Richmond Enquirer (1819): “Since Roman slavery existed at that time and he said nothing against it, Christ obviously accepted the institution of slavery. Indeed, he even healed the slave of the Roman centurion without speaking one word about freedom (Luke 7:1-10). Moreover, he actually gave slavery a sort of sanction by using it in a parable. If domestic slavery had been deemed by Jesus Christ the atrocious crime which it is now represented to be, could it have been passed over without censure? Would the doctrines of salvation have been illustrated by a reference to it, direct and unequivocal?—should we not have been told, not that the rich man, but that the slaveholders, could not enter the kingdom of heaven?”

Richard Nisbet (1730-1803), “Slavery Not Forbidden by Scripture” pamphlet: “Christ’s general maxims of charity and benevolence cannot be regarded as proofs against slavery. If the custom had been held in abhorrence by Christ and his disciples, they would, no doubt, have preached against it in direct terms. They were remarkable for the boldness of their discourses, and intrepidity of conduct.”

Reverend Richard Furman (1755-1825): “If slaveholding had been considered evil, then Christ or the Apostles would not have tolerated it for a moment in the Christian Church.

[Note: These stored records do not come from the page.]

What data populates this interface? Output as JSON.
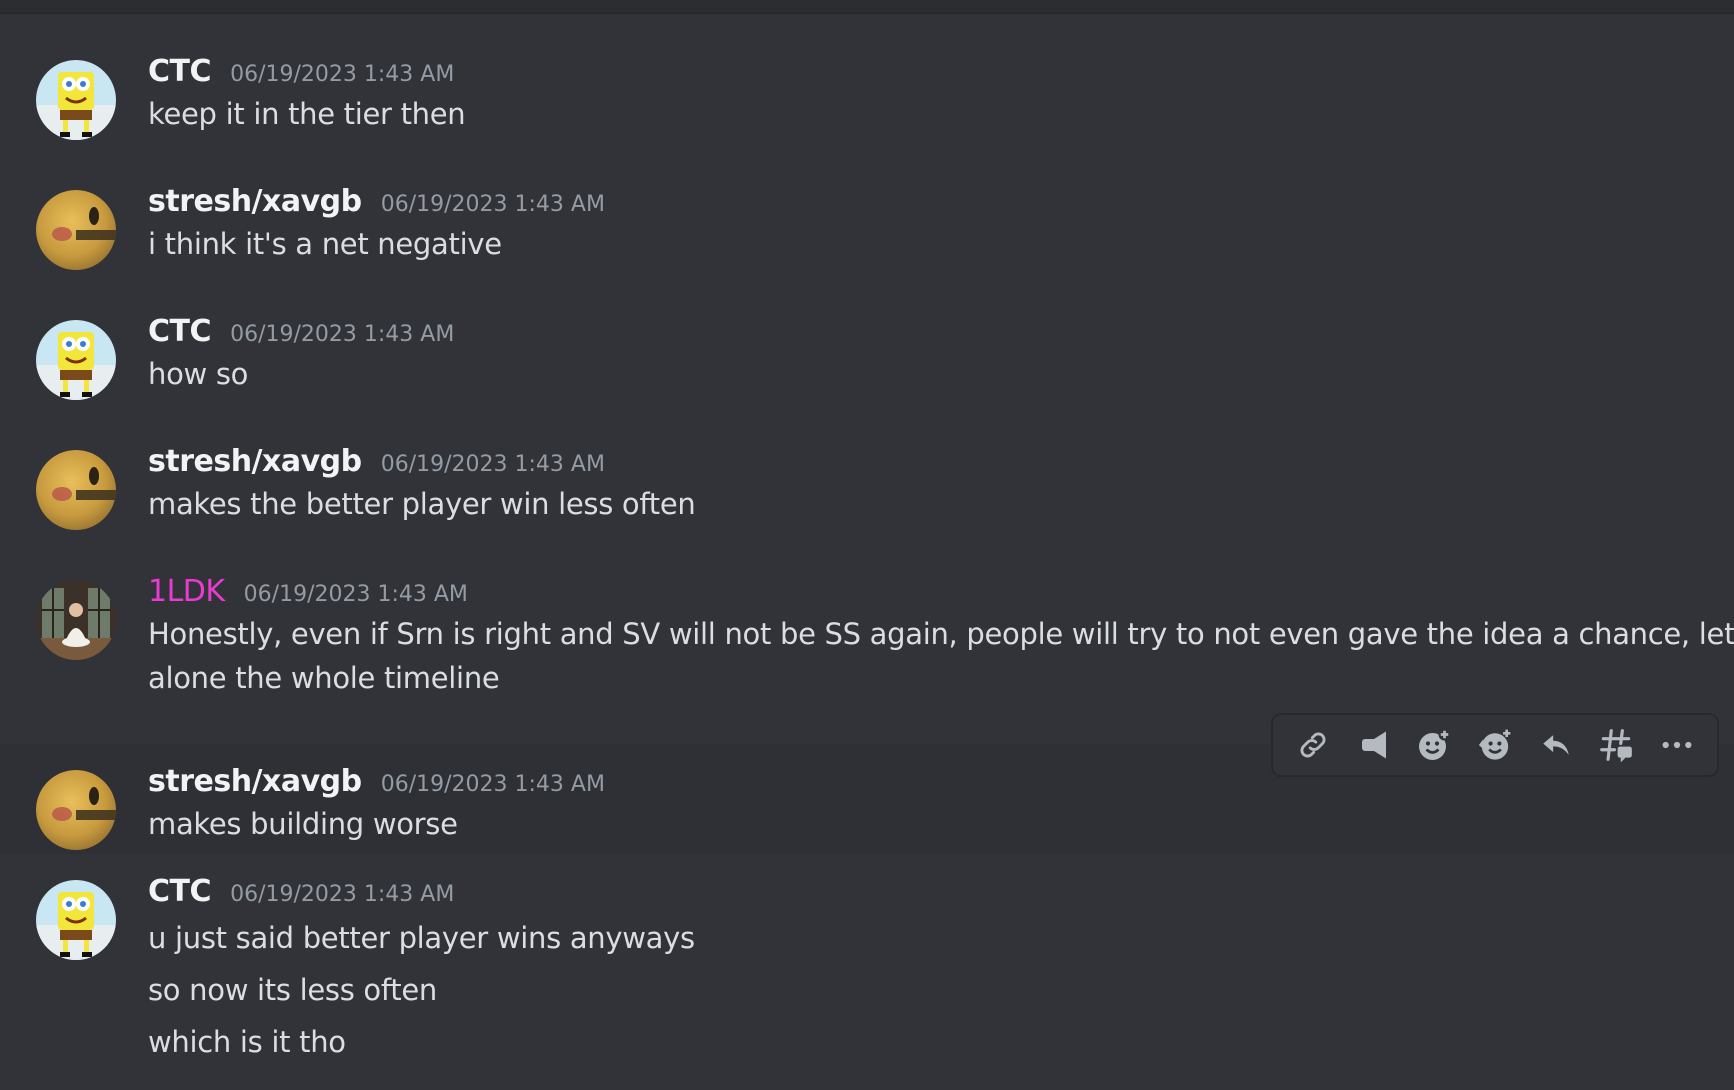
{
  "messages": [
    {
      "author": "CTC",
      "time": "06/19/2023 1:43 AM",
      "lines": [
        "keep it in the tier then"
      ],
      "avatar": "spongebob"
    },
    {
      "author": "stresh/xavgb",
      "time": "06/19/2023 1:43 AM",
      "lines": [
        "i think it's a net negative"
      ],
      "avatar": "blurry-face"
    },
    {
      "author": "CTC",
      "time": "06/19/2023 1:43 AM",
      "lines": [
        "how so"
      ],
      "avatar": "spongebob"
    },
    {
      "author": "stresh/xavgb",
      "time": "06/19/2023 1:43 AM",
      "lines": [
        "makes the better player win less often"
      ],
      "avatar": "blurry-face"
    },
    {
      "author": "1LDK",
      "time": "06/19/2023 1:43 AM",
      "lines": [
        "Honestly, even if Srn is right and SV will not be SS again, people will try to not even gave the idea a chance, let",
        "alone the whole timeline"
      ],
      "avatar": "photo",
      "author_color": "#e93ad4"
    },
    {
      "author": "stresh/xavgb",
      "time": "06/19/2023 1:43 AM",
      "lines": [
        "makes building worse"
      ],
      "avatar": "blurry-face"
    },
    {
      "author": "CTC",
      "time": "06/19/2023 1:43 AM",
      "lines": [
        "u just said better player wins anyways",
        "so now its less often",
        "which is it tho"
      ],
      "avatar": "spongebob"
    }
  ],
  "toolbar": {
    "buttons": [
      "link-icon",
      "megaphone-icon",
      "add-reaction-icon",
      "super-reaction-icon",
      "reply-icon",
      "create-thread-icon",
      "more-icon"
    ]
  },
  "colors": {
    "background": "#313338",
    "hover": "#2e3035",
    "username": "#f2f3f5",
    "pink_username": "#e93ad4",
    "timestamp": "#949ba4",
    "text": "#dbdee1"
  }
}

But they had let the relationship remain untouched, as being lawful and right, and insisted on the relative duties. In proving this subject justifiable by Scriptural authority, its morality is also proved; for the Divine Law never sanctions immoral actions. Slavery is not a sin, a Moral Evil. For God never did, and never will authorize men to commit Sin.”

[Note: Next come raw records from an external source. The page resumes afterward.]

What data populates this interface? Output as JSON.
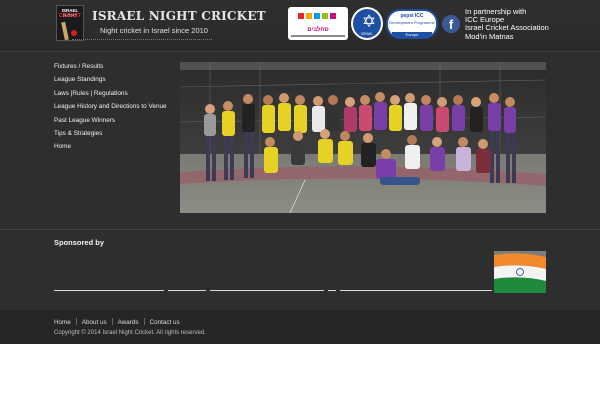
{
  "header": {
    "logo_text_top": "ISRAEL NIGHT",
    "logo_text_bottom": "CRICKET",
    "title": "ISRAEL NIGHT CRICKET",
    "tagline": "Night cricket in Israel since 2010",
    "partnership_lines": [
      "In partnership with",
      "ICC Europe",
      "Israel Cricket Association",
      "Mod'in Matnas"
    ],
    "partner_logos": {
      "logo1": "סחלבים",
      "logo2": "ISRAEL",
      "logo3_l1": "pepsi ICC",
      "logo3_l2": "Development Programme",
      "logo3_l3": "Europe"
    },
    "facebook_icon": "f"
  },
  "nav": {
    "items": [
      {
        "label": "Fixtures / Results"
      },
      {
        "label": "League Standings"
      },
      {
        "label": "Laws |Rules | Regulations"
      },
      {
        "label": "League History and Directions to Venue"
      },
      {
        "label": "Past League Winners"
      },
      {
        "label": "Tips & Strategies"
      },
      {
        "label": "Home"
      }
    ]
  },
  "sponsored": {
    "heading": "Sponsored by"
  },
  "footer": {
    "links": [
      "Home",
      "About us",
      "Awards",
      "Contact us"
    ],
    "copyright": "Copyright © 2014 Israel Night Cricket. All rights reserved."
  },
  "colors": {
    "background": "#2e2e2e",
    "footer": "#262626",
    "facebook": "#3b5998",
    "text": "#f0f0f0"
  }
}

Reverend James Henley Thornwell (1812-1862): “The parties in the conflict are not merely abolitionists and slaveholders. They are atheists, socialists, communists, red republicans, Jacobins on the one side, and friends of order and regulated freedom on the other. In one word, the world is the battleground — Christianity and Atheism the combatants; and the progress of humanity at stake.”

Senator William Smith of South Carolina (1820): “I would not be astonished to find that Northerners are attempting a new version of the Old and New Testaments, a new model to suit the policy of the times. They would throw off such parts as were uncongenial to their interests, and leave the residue to God. They have already given the Scriptures an implied construction, as different from its literal sense, as they had that of the Constitution of the United States.”

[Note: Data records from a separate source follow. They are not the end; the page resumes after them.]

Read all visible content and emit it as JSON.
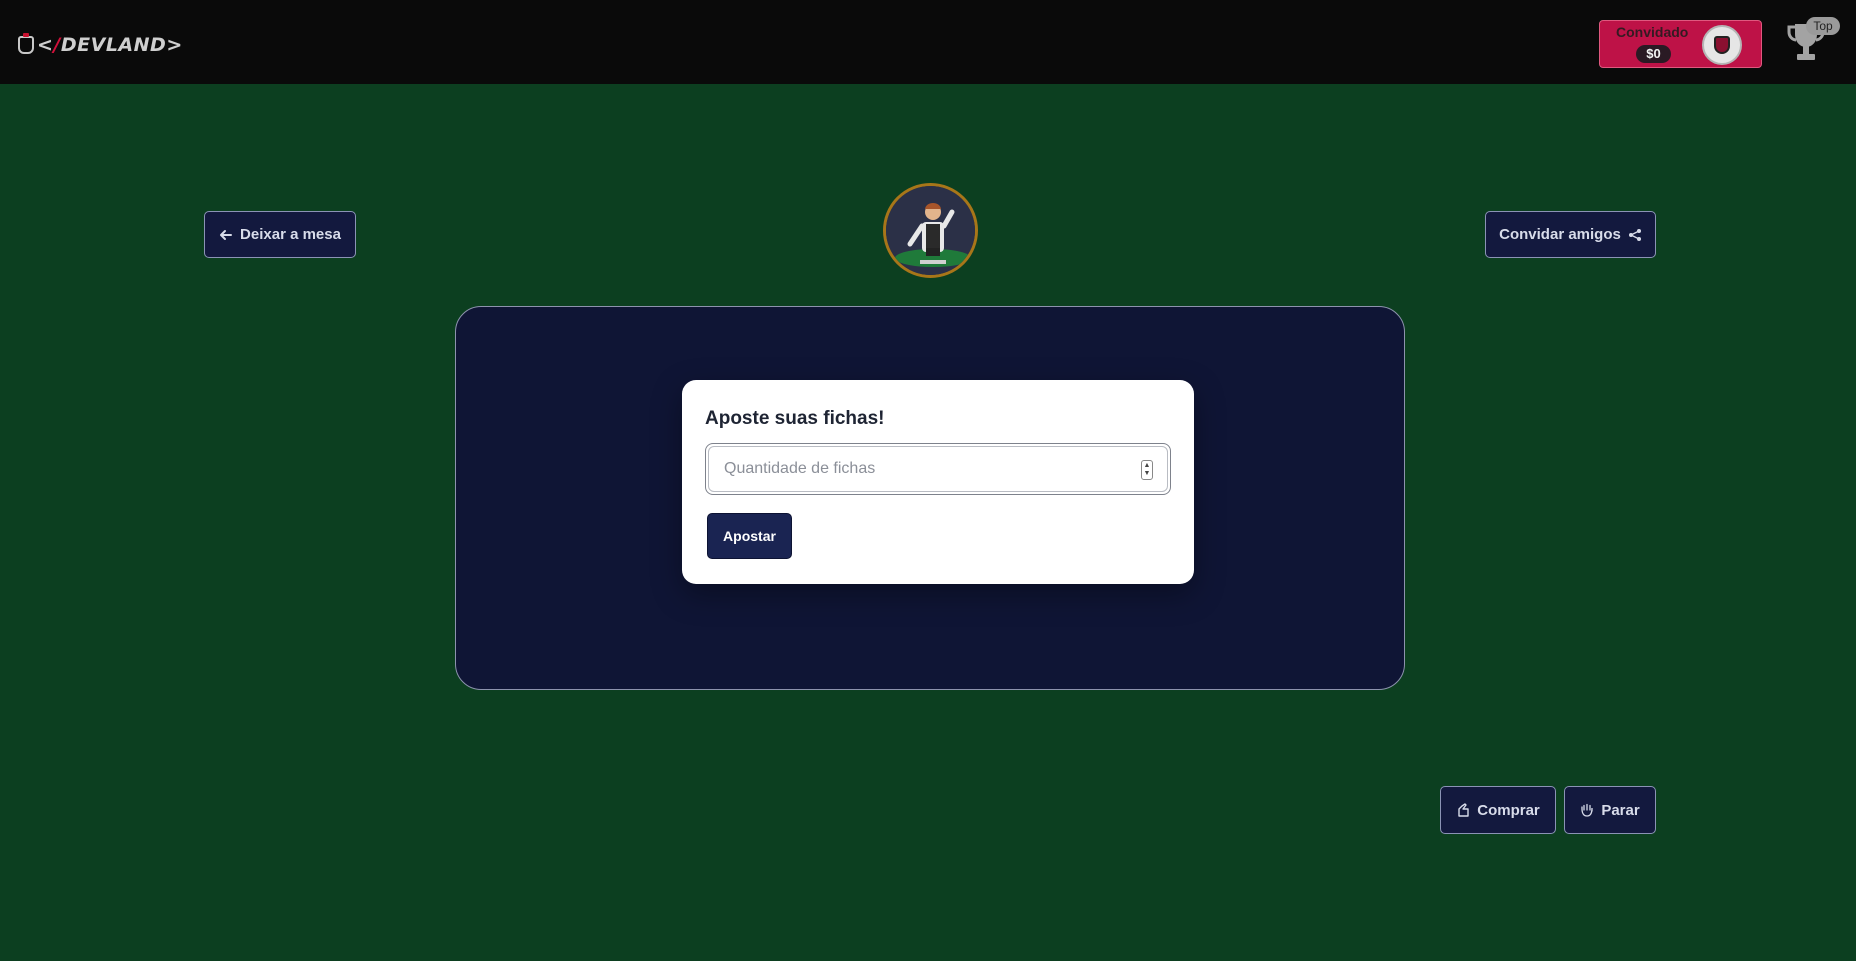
{
  "header": {
    "logo_text": "DEVLAND",
    "user": {
      "name": "Convidado",
      "balance": "$0"
    },
    "leaderboard_label": "Top"
  },
  "table_controls": {
    "leave_label": "Deixar a mesa",
    "invite_label": "Convidar amigos"
  },
  "bet": {
    "title": "Aposte suas fichas!",
    "placeholder": "Quantidade de fichas",
    "value": "",
    "submit_label": "Apostar"
  },
  "actions": {
    "buy_label": "Comprar",
    "stop_label": "Parar"
  },
  "colors": {
    "felt": "#0c3f20",
    "topbar": "#0a0a0a",
    "table": "#0f1535",
    "user_card": "#be1247",
    "button_dark": "#13193e",
    "dealer_ring": "#a87619"
  },
  "icons": {
    "leave": "arrow-left-icon",
    "invite": "share-icon",
    "buy": "hand-card-icon",
    "stop": "hand-stop-icon",
    "leaderboard": "trophy-icon"
  }
}
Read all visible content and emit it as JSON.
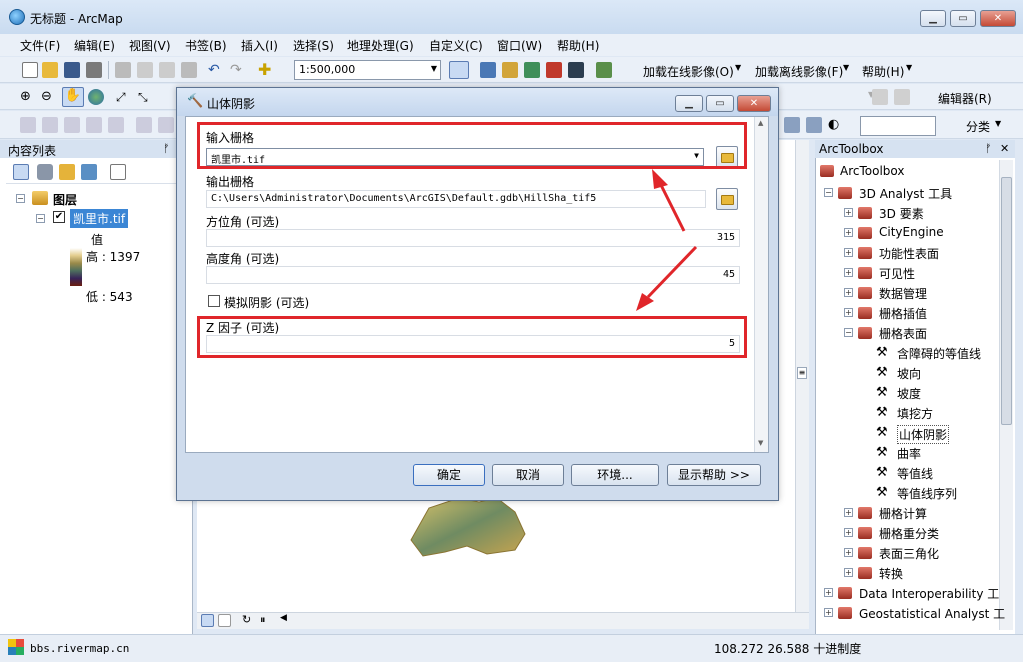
{
  "window": {
    "title": "无标题 - ArcMap"
  },
  "menus": [
    "文件(F)",
    "编辑(E)",
    "视图(V)",
    "书签(B)",
    "插入(I)",
    "选择(S)",
    "地理处理(G)",
    "自定义(C)",
    "窗口(W)",
    "帮助(H)"
  ],
  "toolbar": {
    "scale": "1:500,000",
    "online_imagery": "加载在线影像(O)",
    "offline_imagery": "加载离线影像(F)",
    "help_menu": "帮助(H)",
    "editor_menu": "编辑器(R)",
    "classify_menu": "分类"
  },
  "toc": {
    "title": "内容列表",
    "layers_group": "图层",
    "layer_name": "凯里市.tif",
    "value_label": "值",
    "high_label": "高 : 1397",
    "low_label": "低 : 543"
  },
  "toolbox": {
    "title": "ArcToolbox",
    "root": "ArcToolbox",
    "items": [
      {
        "label": "3D Analyst 工具",
        "level": 1,
        "expanded": true,
        "kind": "toolbox"
      },
      {
        "label": "3D 要素",
        "level": 2,
        "expanded": false,
        "kind": "toolbox"
      },
      {
        "label": "CityEngine",
        "level": 2,
        "expanded": false,
        "kind": "toolbox"
      },
      {
        "label": "功能性表面",
        "level": 2,
        "expanded": false,
        "kind": "toolbox"
      },
      {
        "label": "可见性",
        "level": 2,
        "expanded": false,
        "kind": "toolbox"
      },
      {
        "label": "数据管理",
        "level": 2,
        "expanded": false,
        "kind": "toolbox"
      },
      {
        "label": "栅格插值",
        "level": 2,
        "expanded": false,
        "kind": "toolbox"
      },
      {
        "label": "栅格表面",
        "level": 2,
        "expanded": true,
        "kind": "toolbox"
      },
      {
        "label": "含障碍的等值线",
        "level": 3,
        "kind": "tool"
      },
      {
        "label": "坡向",
        "level": 3,
        "kind": "tool"
      },
      {
        "label": "坡度",
        "level": 3,
        "kind": "tool"
      },
      {
        "label": "填挖方",
        "level": 3,
        "kind": "tool"
      },
      {
        "label": "山体阴影",
        "level": 3,
        "kind": "tool",
        "selected": true
      },
      {
        "label": "曲率",
        "level": 3,
        "kind": "tool"
      },
      {
        "label": "等值线",
        "level": 3,
        "kind": "tool"
      },
      {
        "label": "等值线序列",
        "level": 3,
        "kind": "tool"
      },
      {
        "label": "栅格计算",
        "level": 2,
        "expanded": false,
        "kind": "toolbox"
      },
      {
        "label": "栅格重分类",
        "level": 2,
        "expanded": false,
        "kind": "toolbox"
      },
      {
        "label": "表面三角化",
        "level": 2,
        "expanded": false,
        "kind": "toolbox"
      },
      {
        "label": "转换",
        "level": 2,
        "expanded": false,
        "kind": "toolbox"
      },
      {
        "label": "Data Interoperability 工",
        "level": 1,
        "expanded": false,
        "kind": "toolbox"
      },
      {
        "label": "Geostatistical Analyst 工",
        "level": 1,
        "expanded": false,
        "kind": "toolbox"
      }
    ]
  },
  "dialog": {
    "title": "山体阴影",
    "input_raster_label": "输入栅格",
    "input_raster_value": "凯里市.tif",
    "output_raster_label": "输出栅格",
    "output_raster_value": "C:\\Users\\Administrator\\Documents\\ArcGIS\\Default.gdb\\HillSha_tif5",
    "azimuth_label": "方位角 (可选)",
    "azimuth_value": "315",
    "altitude_label": "高度角 (可选)",
    "altitude_value": "45",
    "model_shadows_label": "模拟阴影 (可选)",
    "z_factor_label": "Z 因子 (可选)",
    "z_factor_value": "5",
    "ok": "确定",
    "cancel": "取消",
    "env": "环境...",
    "show_help": "显示帮助 >>"
  },
  "status": {
    "watermark": "bbs.rivermap.cn",
    "coords": "108.272  26.588 十进制度"
  }
}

Week 5: Human Life, Personhood, Transformation, and Flourishing (Theosis)


  • Meaning of human life and personhood
  • Growth, development, transformation in human life
  • The telos of human flourishing: theosis
  • Means of human enhancement and perfectibility
  • Challenges brought by scientific advancement: genetic engineering, artificial intelligence, cloning
  • Case study: transhumanism


Case Study: Transhumanism

Follow-up reading:

Week 6: Bioethics of Life, Health and Wellbeing, Ageing, and Death


  • Meaning of life (βίος and ζωή)
  • Defining life’s beginning and end
  • Personhood in relation to life
  • Health, fitness, and wellbeing as goals (teloi)
  • Hygiene and appearance
  • Ageing
  • “A Christian ending to our life”
  • Abortion
  • Case study: assisted suicide (MAiD = “Medical Assistance in Dying”)


Case Study: Assisted Suicide

Optional supplemental reading

Notes >

Article referred to: